Set up Google Alerts for terms like “new DAM integration,” “machine learning for marketing,” and “VR retail experiences.” You might be surprised at how useful one of these alerts becomes down the road. It’s a simple and effective way to track news that’s important to you and your team. And if you’re not already following Scott Brinker, chair of the MarTech conference, find him on Twitter.
You can learn a lot on your own. But, you can learn even more about martech when you do it as a team. Share what you find with others and celebrate what they discover along the way. If you make learning a part of your culture, changes in technology become opportunities to grow instead of problems to solve.
Make learning part of your team culture
All that knowledge won’t go to much use without a solid cultural foundation.
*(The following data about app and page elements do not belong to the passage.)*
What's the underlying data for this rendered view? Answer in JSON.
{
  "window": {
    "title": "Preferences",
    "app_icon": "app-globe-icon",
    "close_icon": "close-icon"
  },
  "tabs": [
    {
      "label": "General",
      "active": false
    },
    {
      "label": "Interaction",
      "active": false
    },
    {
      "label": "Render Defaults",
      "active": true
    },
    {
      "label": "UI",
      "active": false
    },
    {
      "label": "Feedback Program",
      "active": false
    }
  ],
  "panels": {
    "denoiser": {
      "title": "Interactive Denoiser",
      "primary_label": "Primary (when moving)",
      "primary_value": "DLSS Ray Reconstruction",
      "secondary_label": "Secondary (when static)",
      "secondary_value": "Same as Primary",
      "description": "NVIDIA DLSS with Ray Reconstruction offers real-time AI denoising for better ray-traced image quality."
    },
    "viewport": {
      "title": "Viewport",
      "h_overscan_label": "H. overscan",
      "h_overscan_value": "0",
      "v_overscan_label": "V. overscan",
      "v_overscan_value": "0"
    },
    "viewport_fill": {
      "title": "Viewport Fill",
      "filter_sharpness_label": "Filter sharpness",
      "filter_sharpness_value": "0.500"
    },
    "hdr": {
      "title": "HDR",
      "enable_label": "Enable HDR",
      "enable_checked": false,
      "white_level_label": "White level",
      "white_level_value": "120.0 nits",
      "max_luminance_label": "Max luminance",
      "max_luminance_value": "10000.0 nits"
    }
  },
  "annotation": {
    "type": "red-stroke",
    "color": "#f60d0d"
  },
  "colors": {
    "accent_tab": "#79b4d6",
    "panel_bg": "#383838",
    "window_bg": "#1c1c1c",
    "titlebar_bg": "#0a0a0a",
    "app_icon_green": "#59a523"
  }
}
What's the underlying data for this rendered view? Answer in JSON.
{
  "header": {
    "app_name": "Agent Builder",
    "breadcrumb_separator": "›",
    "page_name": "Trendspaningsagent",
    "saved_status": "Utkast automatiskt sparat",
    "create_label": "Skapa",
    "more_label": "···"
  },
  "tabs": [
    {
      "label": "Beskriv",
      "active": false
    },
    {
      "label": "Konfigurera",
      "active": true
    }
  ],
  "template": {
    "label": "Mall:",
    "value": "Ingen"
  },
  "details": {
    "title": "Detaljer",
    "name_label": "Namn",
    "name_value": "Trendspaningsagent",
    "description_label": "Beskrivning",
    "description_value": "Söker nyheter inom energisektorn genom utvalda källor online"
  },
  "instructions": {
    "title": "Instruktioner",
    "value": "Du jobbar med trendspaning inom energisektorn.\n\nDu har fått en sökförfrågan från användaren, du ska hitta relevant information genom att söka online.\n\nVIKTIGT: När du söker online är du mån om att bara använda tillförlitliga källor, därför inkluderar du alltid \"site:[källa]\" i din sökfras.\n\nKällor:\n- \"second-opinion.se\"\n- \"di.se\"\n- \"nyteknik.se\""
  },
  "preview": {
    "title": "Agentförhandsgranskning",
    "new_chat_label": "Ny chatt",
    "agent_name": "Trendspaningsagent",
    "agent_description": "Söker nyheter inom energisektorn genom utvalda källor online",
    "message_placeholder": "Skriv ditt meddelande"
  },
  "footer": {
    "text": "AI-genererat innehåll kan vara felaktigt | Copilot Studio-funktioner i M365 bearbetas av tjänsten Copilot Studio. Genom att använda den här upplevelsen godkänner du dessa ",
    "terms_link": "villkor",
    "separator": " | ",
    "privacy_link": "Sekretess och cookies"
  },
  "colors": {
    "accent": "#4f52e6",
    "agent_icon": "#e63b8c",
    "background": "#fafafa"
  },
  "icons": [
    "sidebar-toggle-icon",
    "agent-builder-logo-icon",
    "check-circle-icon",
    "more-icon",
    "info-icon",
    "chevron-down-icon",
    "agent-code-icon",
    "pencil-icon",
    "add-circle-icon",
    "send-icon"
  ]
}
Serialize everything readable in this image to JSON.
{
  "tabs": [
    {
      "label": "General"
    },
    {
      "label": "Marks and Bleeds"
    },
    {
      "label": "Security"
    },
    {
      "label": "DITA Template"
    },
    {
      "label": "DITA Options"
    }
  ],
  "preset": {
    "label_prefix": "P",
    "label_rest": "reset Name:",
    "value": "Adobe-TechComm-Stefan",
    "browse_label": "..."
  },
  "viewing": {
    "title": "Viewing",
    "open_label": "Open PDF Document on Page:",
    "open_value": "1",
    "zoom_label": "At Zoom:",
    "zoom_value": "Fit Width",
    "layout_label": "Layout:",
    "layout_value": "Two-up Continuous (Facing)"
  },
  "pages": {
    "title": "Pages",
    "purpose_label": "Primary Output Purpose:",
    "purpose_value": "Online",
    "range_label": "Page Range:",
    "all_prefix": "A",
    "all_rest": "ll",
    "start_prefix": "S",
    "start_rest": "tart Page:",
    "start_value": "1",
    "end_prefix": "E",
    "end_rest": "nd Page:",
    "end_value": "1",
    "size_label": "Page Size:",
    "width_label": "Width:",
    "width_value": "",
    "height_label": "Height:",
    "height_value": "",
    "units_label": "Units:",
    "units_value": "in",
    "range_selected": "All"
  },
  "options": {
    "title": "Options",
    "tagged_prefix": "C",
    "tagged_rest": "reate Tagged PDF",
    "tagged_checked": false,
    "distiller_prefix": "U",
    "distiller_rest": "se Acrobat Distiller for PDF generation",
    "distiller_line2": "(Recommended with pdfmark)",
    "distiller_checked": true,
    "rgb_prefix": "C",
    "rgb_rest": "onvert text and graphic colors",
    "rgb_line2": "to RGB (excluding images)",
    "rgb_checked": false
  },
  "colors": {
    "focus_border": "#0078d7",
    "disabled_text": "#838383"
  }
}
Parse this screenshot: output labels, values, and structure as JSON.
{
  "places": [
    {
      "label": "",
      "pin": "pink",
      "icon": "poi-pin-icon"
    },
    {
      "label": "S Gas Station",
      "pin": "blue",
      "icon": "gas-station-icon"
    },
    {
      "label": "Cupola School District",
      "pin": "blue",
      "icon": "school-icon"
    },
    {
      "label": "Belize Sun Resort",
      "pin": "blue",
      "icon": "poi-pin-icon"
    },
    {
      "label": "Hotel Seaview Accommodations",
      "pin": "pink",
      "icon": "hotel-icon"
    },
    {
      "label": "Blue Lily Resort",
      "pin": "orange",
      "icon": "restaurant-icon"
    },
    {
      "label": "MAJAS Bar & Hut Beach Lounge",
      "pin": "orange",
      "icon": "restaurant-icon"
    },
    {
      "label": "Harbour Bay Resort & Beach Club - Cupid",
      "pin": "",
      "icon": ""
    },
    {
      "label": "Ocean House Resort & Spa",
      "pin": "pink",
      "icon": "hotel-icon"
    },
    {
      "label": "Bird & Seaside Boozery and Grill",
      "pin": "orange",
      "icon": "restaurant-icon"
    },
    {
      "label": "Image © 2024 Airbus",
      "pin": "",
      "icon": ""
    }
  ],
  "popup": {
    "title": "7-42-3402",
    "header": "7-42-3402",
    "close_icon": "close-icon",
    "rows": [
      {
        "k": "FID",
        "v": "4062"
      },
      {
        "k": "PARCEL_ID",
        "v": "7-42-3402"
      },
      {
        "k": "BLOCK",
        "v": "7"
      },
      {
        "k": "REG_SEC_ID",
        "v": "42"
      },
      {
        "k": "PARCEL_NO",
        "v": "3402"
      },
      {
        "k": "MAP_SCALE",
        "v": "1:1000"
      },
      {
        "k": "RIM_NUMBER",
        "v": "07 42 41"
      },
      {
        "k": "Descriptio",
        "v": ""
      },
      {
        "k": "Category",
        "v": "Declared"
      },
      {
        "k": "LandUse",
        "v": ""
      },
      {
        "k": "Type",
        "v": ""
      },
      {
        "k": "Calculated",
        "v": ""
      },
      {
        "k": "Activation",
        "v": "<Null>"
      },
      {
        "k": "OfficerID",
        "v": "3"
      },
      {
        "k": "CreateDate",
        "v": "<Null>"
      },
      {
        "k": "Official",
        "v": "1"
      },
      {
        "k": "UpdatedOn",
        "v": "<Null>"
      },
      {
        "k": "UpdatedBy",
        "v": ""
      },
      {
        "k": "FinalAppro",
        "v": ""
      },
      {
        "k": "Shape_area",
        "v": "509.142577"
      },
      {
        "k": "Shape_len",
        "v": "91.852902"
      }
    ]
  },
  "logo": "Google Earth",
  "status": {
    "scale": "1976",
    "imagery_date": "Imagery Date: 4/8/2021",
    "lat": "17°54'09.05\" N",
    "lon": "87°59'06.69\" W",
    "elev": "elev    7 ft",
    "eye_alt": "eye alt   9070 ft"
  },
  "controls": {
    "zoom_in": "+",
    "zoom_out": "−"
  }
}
If you’ve adopted the M.A.R.T.E.C.H. competency framework, you know that “culture” is crucial. Culture doesn’t come from sending out a list of things for people to do and making people check boxes. It comes from getting people genuinely excited. And, it comes from modeling and encouraging behaviors that turn all the learning into useful action.
There are many values you can lean into do this. For example, accountability. If you take a course on machine learning, you’re accountable or responsible for applying that new knowledge to your work. It’s also important that you remember to share with your team. Sign up to speak at the next fireside chat and show them what you learned.
Here are some of the other values that can help make what you learn valuable to everyone else:
- Integrity: When you implement a new idea, follow up and own the changes whether they work or not — especially if they cascade into other departments.
- Decentralization: Martech teams can’t survive as immovable bureaucracies. New decisions need to be made closest to the problem and sometimes they need to be made quickly. Empower your team to make choices without restrictive processes.
- Reflection + evaluation: Communicate clearly and consistently with everyone on your team. These continuous feedback cycles generate new ideas and create trust.
- Transparency: Keep the right people informed in the right ways. Don’t send everyone in the company an email once and assume they’ll read it. This way, when you have a challenge to overcome or make a mistake, people will back you up.
When all your technology hums and your marketing team has a healthy culture of learning, you might find days where you wonder what your role is. That’s where the “H” in M.A.R.T.E.C.H. comes in.
Turn someone else into a martech hero
It’s not your job to write the award-winning headlines or schedule the sales email that brings in one million dollars. It’s your job to make sure the technology is in place to turn other people into a “hero.” This is one of the main actions that makes you stand out as a marketing technologist.
Let’s say that your email marketing manager learned something at the MarTech conference and they want your help to implement it. You make the changes to enable the idea and six months later email revenue is up by $3 million. Who gets the spotlight? Make sure the email manager does. You can be a part of it, too, but don’t stand in front of them.
Make other people the hero and you’ll cultivate a healthy culture of learning. When your team knows they can learn something new, bring it back to you, and turn it into a successful reality, you build trust. That trust leads to the momentum as a group that keeps you ahead of the tech curve. You’re never going to solve every problem or build the perfect technology stack. You can, however, work together to learn and constantly evolve in the face of an ever-changing digital landscape.
Note: This article was originally published in February 2015 and has been updated to include additional information.